mother confided to her neighbor: "Those children taught me what I believed to be a lie can be the truth." Despite misgivings, that mother was able to project positive attitudes toward a "different" group; happily, her children caught those feelings. "Rearing children of goodwill is basically a problem of educating parents of goodwill," points out James M. Egan of the National Conference of Christians and Jews. "Many forces shape the mind of a child - church, school, neighborhood, community - but there is little doubt that the first and primary influence is that of the parents, especially the mother.

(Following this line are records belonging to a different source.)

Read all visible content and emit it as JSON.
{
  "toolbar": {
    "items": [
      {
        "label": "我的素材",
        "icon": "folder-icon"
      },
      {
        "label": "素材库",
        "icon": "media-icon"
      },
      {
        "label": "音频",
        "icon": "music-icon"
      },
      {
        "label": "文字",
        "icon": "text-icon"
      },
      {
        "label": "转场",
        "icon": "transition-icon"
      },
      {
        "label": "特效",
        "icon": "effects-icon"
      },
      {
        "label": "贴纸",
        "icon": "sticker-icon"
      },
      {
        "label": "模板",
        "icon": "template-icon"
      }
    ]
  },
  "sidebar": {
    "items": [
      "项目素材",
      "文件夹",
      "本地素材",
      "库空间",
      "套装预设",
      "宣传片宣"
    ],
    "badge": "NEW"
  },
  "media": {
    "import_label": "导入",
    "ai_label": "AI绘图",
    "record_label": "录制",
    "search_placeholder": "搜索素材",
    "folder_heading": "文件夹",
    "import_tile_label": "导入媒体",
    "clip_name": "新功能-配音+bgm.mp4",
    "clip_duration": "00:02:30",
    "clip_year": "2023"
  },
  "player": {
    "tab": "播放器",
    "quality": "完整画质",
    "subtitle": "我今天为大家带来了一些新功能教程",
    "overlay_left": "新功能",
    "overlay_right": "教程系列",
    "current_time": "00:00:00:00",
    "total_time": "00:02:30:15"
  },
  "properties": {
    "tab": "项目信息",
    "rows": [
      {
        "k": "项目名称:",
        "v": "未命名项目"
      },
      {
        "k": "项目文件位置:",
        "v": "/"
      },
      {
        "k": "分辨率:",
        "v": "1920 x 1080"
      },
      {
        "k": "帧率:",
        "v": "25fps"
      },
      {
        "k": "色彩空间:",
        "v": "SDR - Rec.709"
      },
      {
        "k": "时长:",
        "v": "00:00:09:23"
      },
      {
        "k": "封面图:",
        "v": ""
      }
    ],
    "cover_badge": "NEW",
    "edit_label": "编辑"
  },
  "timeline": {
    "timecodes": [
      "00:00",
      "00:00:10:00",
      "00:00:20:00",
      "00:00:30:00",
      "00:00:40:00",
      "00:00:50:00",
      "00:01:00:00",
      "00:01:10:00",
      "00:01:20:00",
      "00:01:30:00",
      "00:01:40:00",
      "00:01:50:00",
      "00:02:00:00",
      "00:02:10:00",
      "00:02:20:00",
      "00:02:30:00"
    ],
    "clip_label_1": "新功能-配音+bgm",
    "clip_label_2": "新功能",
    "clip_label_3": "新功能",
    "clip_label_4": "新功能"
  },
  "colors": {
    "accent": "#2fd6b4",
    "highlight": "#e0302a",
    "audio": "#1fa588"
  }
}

The problem then becomes one of reaching the parents, especially the preschool parents, so they may at least be aware of the effect of their attitudes upon the preschool child." Through the years NCCJ has been putting that philosophy into practice by preparing program materials for use by church groups, PTAs, home and school associations. Workshop training sessions involving parents and youth have ca used both to reexamine attitudes while deepening understanding. For several years, the New York City chapter of NCCJ and the American Red Cross have conducted seminars for pregnant women and their husbands, stressing the importance for parents to form correct social attitudes even before a child is born. Human relations groups such as NCCJ believe that while legislation. court decisions and mass appeals through the media can produce positive results, attitudes really change when people are confronted with facts and feelings on a personal basis. "The directed kind of attitude change can be done best in a workshop atmosphere with close relationship of people and ideas for an extended period of time," states James Egan. Such positive approaches of raising children of goodwill can be beneficial, but, unfortunately, for many parents the training may come too late to prevent the development of a prejudiced personality. How can one influence those youngsters who have caught biased attitudes? Frances R. Horwich, writing in PTA Magazine, explains what adults can do. "For those young children who have already learned to be prejudiced against someone or something, we must put forth great effort to help them acquire an understanding of other people: their differences, their talents and abilities. But we can do this only when first faced up to our own prejudices, determined to root them out. Then it becomes possible to guide our children into an appreciation of others."
Grown-ups of Goodwill
Yes, raising children of goodwill requires grown-ups of goodwill, for every person communicates the loves that dominate his life. Children cannot be deceived; they quickly perceive adult motives. The love that parents manifest at home and teachers radiate in the classroom will be emulated by the children. "Example is not the main thing in influencing others. It is the only thing," said Albert Schweitzer. This truth is further illustrated in Dorothy Law Nolte's poem "Children Learn What They Live": "If a child lives with criticism, he learns to condemn. If a child lives with hostility, he learns to fight. If a child lives with tolerance, he learns to be patient. If a child lives with fairness, he learns justice. If a child lives with security, he learns to have faith. If a child lives with approval; he learns to find love in the world." Striving to be a sterling example to his children may well be the most ambitious and significant challenge of a parent's life, but it is the best and possibly the only insurance against rearing a child who is prejudiced against his neighbor.